JOSHUA WALKER - ROUND 37 - A 6'6', 225 lefty pitching at the U of New Haven as a 22 year old senior.

A local newspaper carried the following excerpted article:

Josh Walker was shagging fly balls for a summer-league game in Bristol, Conn. when called in to the dugout.  One of his best friends jumped on Walker before he could reach the bench. The news that Walker had been waiting to hear all day had finally come. The Mets had picked the U. of New Haven’s 6-foot-6 lefty pitcher in the 37th round.

“They were the team that had the most interest but it’s surprising either way to have your childhood dream come true,” said Walker, 23, of Otisville. “It was definitely an awesome surprise.”  The Mets had sent multiple scouts to watch Walker, a lifelong Yankees fan, pitch this spring. Walker threw during a Mets pre-draft workout at Clark University in Worcester, Mass., two weeks ago and a scout also saw Walker in his first outing for the Bravehearts.

“Not a lot of people get the opportunity,” said Walker, who was 3-1 with three saves and a 2.40 ERA for New Haven. He pitches from a three-quarters angle with a fastball in the low 90s. “Nothing is a guarantee no matter how much you’ve been talking to a ballclub leading up to the draft.”

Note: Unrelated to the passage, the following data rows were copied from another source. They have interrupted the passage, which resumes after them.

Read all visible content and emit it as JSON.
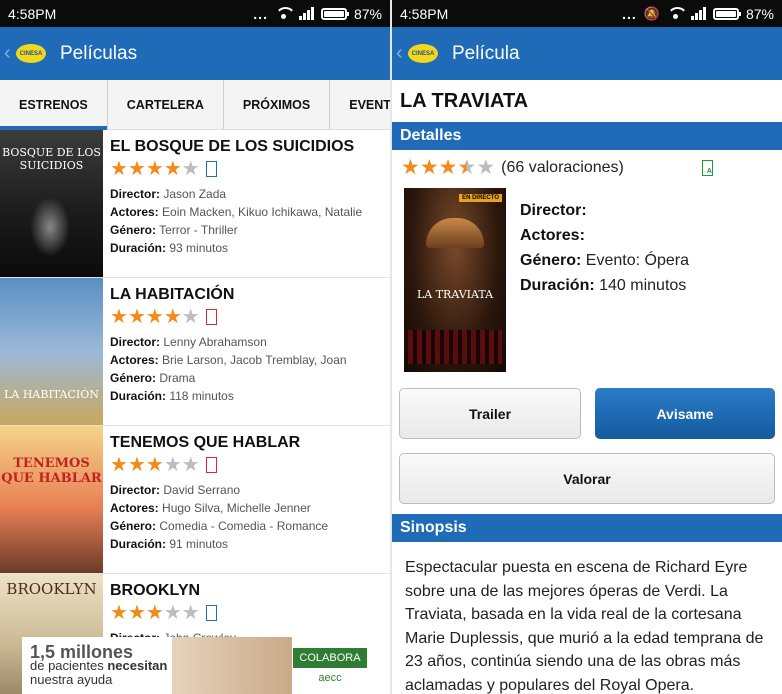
{
  "status_left": {
    "time": "4:58PM",
    "dots": "...",
    "battery": "87%"
  },
  "status_right": {
    "time": "4:58PM",
    "dots": "...",
    "battery": "87%"
  },
  "left": {
    "appbar_title": "Películas",
    "logo_text": "CINESA",
    "tabs": [
      "ESTRENOS",
      "CARTELERA",
      "PRÓXIMOS",
      "EVENTOS"
    ],
    "labels": {
      "director": "Director:",
      "actores": "Actores:",
      "genero": "Género:",
      "duracion": "Duración:"
    },
    "movies": [
      {
        "title": "EL BOSQUE DE LOS SUICIDIOS",
        "poster_text": "BOSQUE DE LOS SUICIDIOS",
        "stars": 4,
        "rating_color": "blue",
        "director": " Jason Zada",
        "actores": " Eoin Macken, Kikuo Ichikawa, Natalie",
        "genero": " Terror - Thriller",
        "duracion": " 93 minutos"
      },
      {
        "title": "LA HABITACIÓN",
        "poster_text": "LA HABITACIÓN",
        "stars": 4,
        "rating_color": "red",
        "director": " Lenny Abrahamson",
        "actores": " Brie Larson, Jacob Tremblay, Joan",
        "genero": " Drama",
        "duracion": " 118 minutos"
      },
      {
        "title": "TENEMOS QUE HABLAR",
        "poster_text": "TENEMOS QUE HABLAR",
        "stars": 3,
        "rating_color": "red",
        "director": " David Serrano",
        "actores": " Hugo Silva, Michelle Jenner",
        "genero": " Comedia - Comedia - Romance",
        "duracion": " 91 minutos"
      },
      {
        "title": "BROOKLYN",
        "poster_text": "BROOKLYN",
        "stars": 3,
        "rating_color": "blue",
        "director": " John Crowley",
        "actores": "",
        "genero": "",
        "duracion": ""
      }
    ],
    "ad": {
      "line1": "1,5 millones",
      "line2": "de pacientes",
      "line2b": "necesitan",
      "line3": "nuestra ayuda",
      "button": "COLABORA",
      "logo": "aecc"
    }
  },
  "right": {
    "appbar_title": "Película",
    "logo_text": "CINESA",
    "title": "LA TRAVIATA",
    "detalles_header": "Detalles",
    "rating_value": 3.5,
    "valoraciones": "(66 valoraciones)",
    "poster_badge": "EN DIRECTO",
    "poster_text": "LA TRAVIATA",
    "director_label": "Director:",
    "director_value": "",
    "actores_label": "Actores:",
    "actores_value": "",
    "genero_label": "Género:",
    "genero_value": " Evento: Ópera",
    "duracion_label": "Duración:",
    "duracion_value": " 140 minutos",
    "trailer_button": "Trailer",
    "avisame_button": "Avisame",
    "valorar_button": "Valorar",
    "sinopsis_header": "Sinopsis",
    "sinopsis_text": "Espectacular puesta en escena de Richard Eyre sobre una de las mejores óperas de Verdi. La Traviata, basada en la vida real de la cortesana Marie Duplessis, que murió a la edad temprana de 23 años, continúa siendo una de las obras más aclamadas y populares del Royal Opera."
  },
  "colors": {
    "brand": "#1f6bb8",
    "star": "#f28b1a",
    "star_off": "#bdbdbd"
  }
}
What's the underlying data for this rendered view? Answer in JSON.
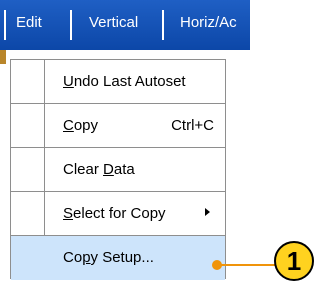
{
  "menubar": {
    "tabs": [
      {
        "label": "Edit"
      },
      {
        "label": "Vertical"
      },
      {
        "label": "Horiz/Ac"
      }
    ]
  },
  "menu": {
    "items": [
      {
        "pre": "",
        "u": "U",
        "post": "ndo Last Autoset",
        "shortcut": "",
        "submenu": false
      },
      {
        "pre": "",
        "u": "C",
        "post": "opy",
        "shortcut": "Ctrl+C",
        "submenu": false
      },
      {
        "pre": "Clear ",
        "u": "D",
        "post": "ata",
        "shortcut": "",
        "submenu": false
      },
      {
        "pre": "",
        "u": "S",
        "post": "elect for Copy",
        "shortcut": "",
        "submenu": true
      },
      {
        "pre": "Co",
        "u": "p",
        "post": "y Setup...",
        "shortcut": "",
        "submenu": false,
        "highlighted": true
      }
    ]
  },
  "callout": {
    "number": "1"
  },
  "colors": {
    "menubar": "#0c47a8",
    "highlight": "#cde4fb",
    "callout_fill": "#ffd21f",
    "callout_line": "#f0940a"
  }
}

Walker has worn No. 21 in honor of Yankees outfielder Paul O’Neill throughout his high school and college career. Walker’s family is filled with Yankees fans from his grandfather, father and two brothers to his mother’s side. They may have to change their loyalties.

“If it comes to playing ball for another team, I don’t have any problem with that whatsoever,” said Walker on being drafted by the Mets. “I would have been happy with any club that would have given me a chance. The Yankees would have been awesome but I’m very happy with the Mets, the other New York team.”

Walker received texts from family and friends Wednesday reminding him one of the Mets’ Class A teams is the Brooklyn Cyclones of the New York-Penn League. He was waiting to hear his assignment on Thursday afternoon.  “That would be awesome just for the fact that family and friends could come there and support me,” Walker said.

“…Last year (13 2/3 innings, 5.93 ERA, 12 walks with New Haven) was tough coming back and getting the confidence back.  Finally, I flipped the switch this year and got things working the right way and that led to this opportunity presenting itself. It’s a blessing for sure.”

Walker is Minisink Valley’s second Major League Baseball draft pick. The first was Dave Telgheder, Walker’s assistant principal in high school. Telgheder, drafted by the Mets in 1989, spent six seasons (1993-98) with the Mets and Athletics.  “It’s a crazy coincidence and a little ironic,” said Walker of his and Telgheder’s Mets ties. “Hopefully, I can make it to the show like he did.”
One thing is clear - Walker needs to renounce all ties to the Great Satan, the NY Yankees - LOL.

So that's it for the older pitchers from the later rounds.  I am sure none feel old - but the clock is ticking.  Tomorrow, my friends and comrades, we journey onward to drop in on the 4 position players selected in the 26 through 40 draft slots.


Thomas Brennan said...

Brooklyn's opening day is just 2 days away, on the 20th, so draft signings ought to be fast and furious right now.

Nice game by Cespedes last night. Bruce too. But right now, the Mets are outclassed by the Nationals.

Mack's Mets © 2012